Hell's Teeth (The Vetala Cycle Book 3) - G.R. Yeates
Title: Hell's Teeth (The Vetala Cycle Book 3)
Author: G.R. Yeates
“Hell's Teeth “by G.R. Yeates is the third book in the Vetala cycle, a rather dark and quite surreal collection of horror novels. Again Yeates has focussed on WWI but this time he has decided to use the Eastern Front as the basis of his story with the Anzac forces being pushed back by the Turks at Gallipoli. In this chaotic place is Tom Potter who must deliver messages between the various commanding officers. However, on one mission he finds himself lost and enters an underground lair where the Vetala are waiting. Whilst Tom manages to escape his respite is only temporary and before long his own personal nightmare begins.
So, the first thing I noticed about this book is that it felt less structured than the previous novels. The reader is dragged quickly into a story that loops back on itself multiple time and jumps between different points in the protagonist’s life. As the story can become rather surreal and quite intense in the visions of horror it portrays it wasn’t always easy to know where I was in the story. The reader really has to concentrate and stay fully engaged with the story or they could easily get lost.
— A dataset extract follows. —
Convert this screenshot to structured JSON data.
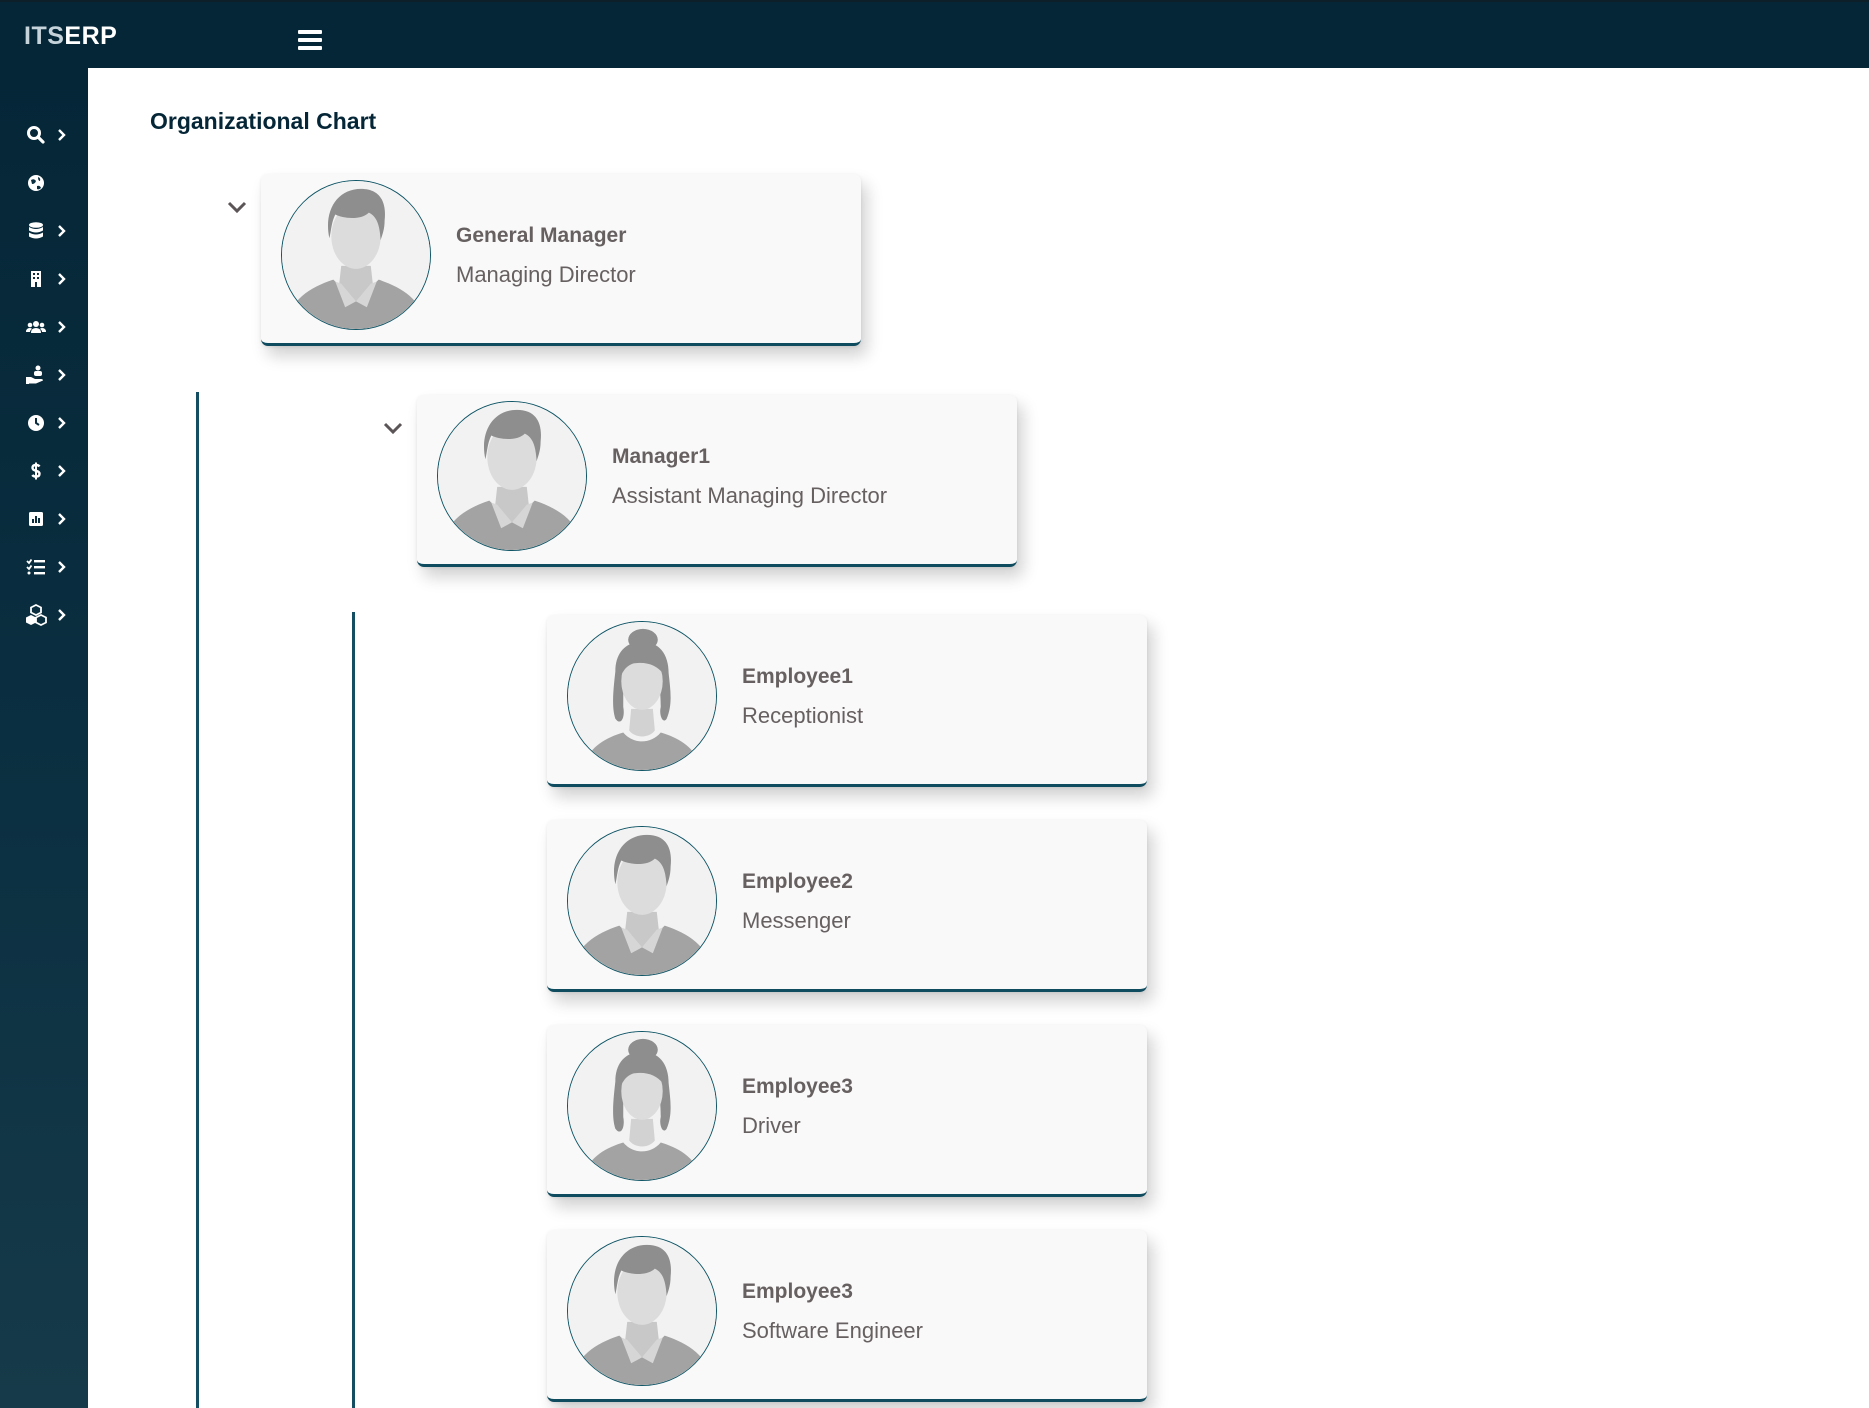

As with the other books in the series, Yeates has created a very dark and bleak world in the novel. It is incredibly atmospheric and the rather surreal and confusing feel of the plot helps to enhance the feeling that you are watching a real journey into hell. I will admit that by the end of the novel the constant barrage of dark horror along with the concentration required to understand what was actually going on did leave me feeling a bit drained.
The writing itself is very poetic and descriptive which has become a sort of hallmark style of Yeates. The beauty of his writing wonderfully supplements and enhances the very dark and terrifying story he is telling. Without doubt Yeates’ prose has been a real plus point to this series and his writing has at times reminded me of H.P. Lovecraft.
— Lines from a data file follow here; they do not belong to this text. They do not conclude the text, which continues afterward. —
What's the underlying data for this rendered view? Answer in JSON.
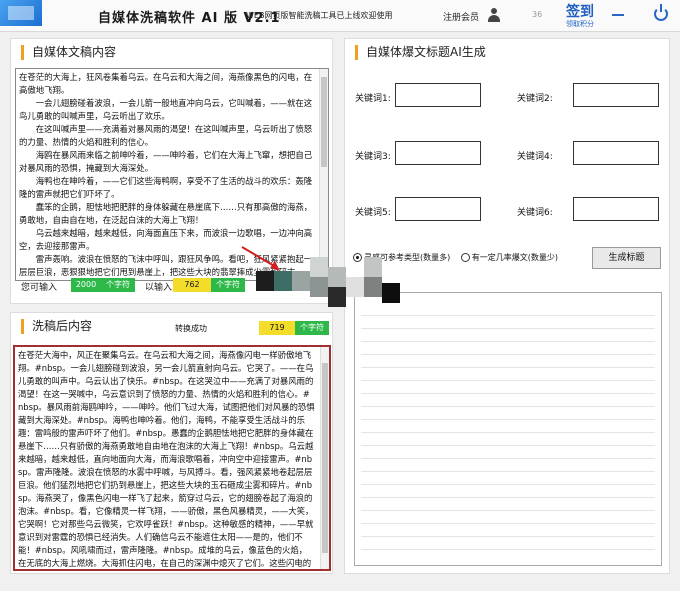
{
  "header": {
    "title": "自媒体洗稿软件 AI 版 V2.1",
    "subtitle": "WEB网页版智能洗稿工具已上线欢迎使用",
    "register": "注册会员",
    "user_num": "36",
    "signin_main": "签到",
    "signin_sub": "领取积分"
  },
  "original": {
    "title": "自媒体文稿内容",
    "text": "在苍茫的大海上，狂风卷集着乌云。在乌云和大海之间，海燕像黑色的闪电，在高傲地飞翔。\n　　一会儿翅膀碰着波浪，一会儿箭一般地直冲向乌云，它叫喊着，——就在这鸟儿勇敢的叫喊声里，乌云听出了欢乐。\n　　在这叫喊声里——充满着对暴风雨的渴望！在这叫喊声里，乌云听出了愤怒的力量、热情的火焰和胜利的信心。\n　　海鸥在暴风雨来临之前呻吟着，——呻吟着，它们在大海上飞窜，想把自己对暴风雨的恐惧，掩藏到大海深处。\n　　海鸭也在呻吟着，——它们这些海鸭啊，享受不了生活的战斗的欢乐：轰隆隆的雷声就把它们吓坏了。\n　　蠢笨的企鹅，胆怯地把肥胖的身体躲藏在悬崖底下……只有那高傲的海燕，勇敢地，自由自在地，在泛起白沫的大海上飞翔！\n　　乌云越来越暗，越来越低，向海面直压下来，而波浪一边歌唱，一边冲向高空，去迎接那雷声。\n　　雷声轰响。波浪在愤怒的飞沫中呼叫，跟狂风争鸣。看吧，狂风紧紧抱起一层层巨浪，恶狠狠地把它们甩到悬崖上，把这些大块的翡翠摔成尘雾和碎末。",
    "can_input_label": "您可输入",
    "can_input_value": "2000",
    "can_input_unit": "个字符",
    "entered_label": "以输入",
    "entered_value": "762",
    "entered_unit": "个字符"
  },
  "result": {
    "title": "洗稿后内容",
    "status": "转换成功",
    "count": "719",
    "count_unit": "个字符",
    "text": "在苍茫大海中，风正在聚集乌云。在乌云和大海之间，海燕像闪电一样骄傲地飞翔。#nbsp。一会儿翅膀碰到波浪，另一会儿箭直射向乌云。它哭了。——在乌儿勇敢的叫声中。乌云认出了快乐。#nbsp。在这哭泣中——充满了对暴风雨的渴望！在这一哭喊中，乌云意识到了愤怒的力量、热情的火焰和胜利的信心。#nbsp。暴风雨前海鸥呻吟，——呻吟。他们飞过大海，试图把他们对风暴的恐惧藏到大海深处。#nbsp。海鸭也呻吟着。他们，海鸭，不能享受生活战斗的乐趣：雷鸣般的雷声吓坏了他们。#nbsp。愚蠢的企鹅胆怯地把它肥胖的身体藏在悬崖下……只有骄傲的海燕勇敢地自由地在泡沫的大海上飞翔！#nbsp。乌云越来越暗，越来越低，直向地面向大海，而海浪歌唱着，冲向空中迎接雷声。#nbsp。雷声隆隆。波浪在愤怒的水雾中呼喊，与风搏斗。看，强风紧紧地卷起层层巨浪。他们猛烈地把它们扔到悬崖上，把这些大块的玉石砸成尘雾和碎片。#nbsp。海燕哭了，像黑色闪电一样飞了起来，箭穿过乌云，它的翅膀卷起了海浪的泡沫。#nbsp。看，它像精灵一样飞翔，——骄傲，黑色风暴精灵，——大笑，它哭啊！它对那些乌云微笑，它欢呼雀跃！#nbsp。这种敏感的精神，——早就意识到对雷霆的恐惧已经消失。人们确信乌云不能遮住太阳——是的，他们不能！#nbsp。风吼啸而过，雷声隆隆。#nbsp。成堆的乌云，像蓝色的火焰，在无底的大海上燃烧。大海抓住闪电，在自己的深渊中熄灭了它们。这些闪电的影子就像蛇蜂一样，在海里扭动，消失了。"
  },
  "generator": {
    "title": "自媒体爆文标题AI生成",
    "kw1": "关键词1:",
    "kw2": "关键词2:",
    "kw3": "关键词3:",
    "kw4": "关键词4:",
    "kw5": "关键词5:",
    "kw6": "关键词6:",
    "radio1": "灵感可参考类型(数量多)",
    "radio2": "有一定几率爆文(数量少)",
    "button": "生成标题"
  },
  "colors": {
    "accent_orange": "#f0a020",
    "green": "#2eb84a",
    "yellow": "#f3dc2a",
    "result_border": "#a03030",
    "brand_blue": "#1f5fbf"
  }
}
Overall, this is another dark atmospheric horror story from Yeates that competently completes the Vetala cycle of novels. I have to say that the rather unstructured nature of the book meant I didn’t enjoy it is as much as the other novels but it was still entertaining enough. Once again, if you enjoy dark and surreal horror novels then I am happy to recommend this this book and the rest of this series.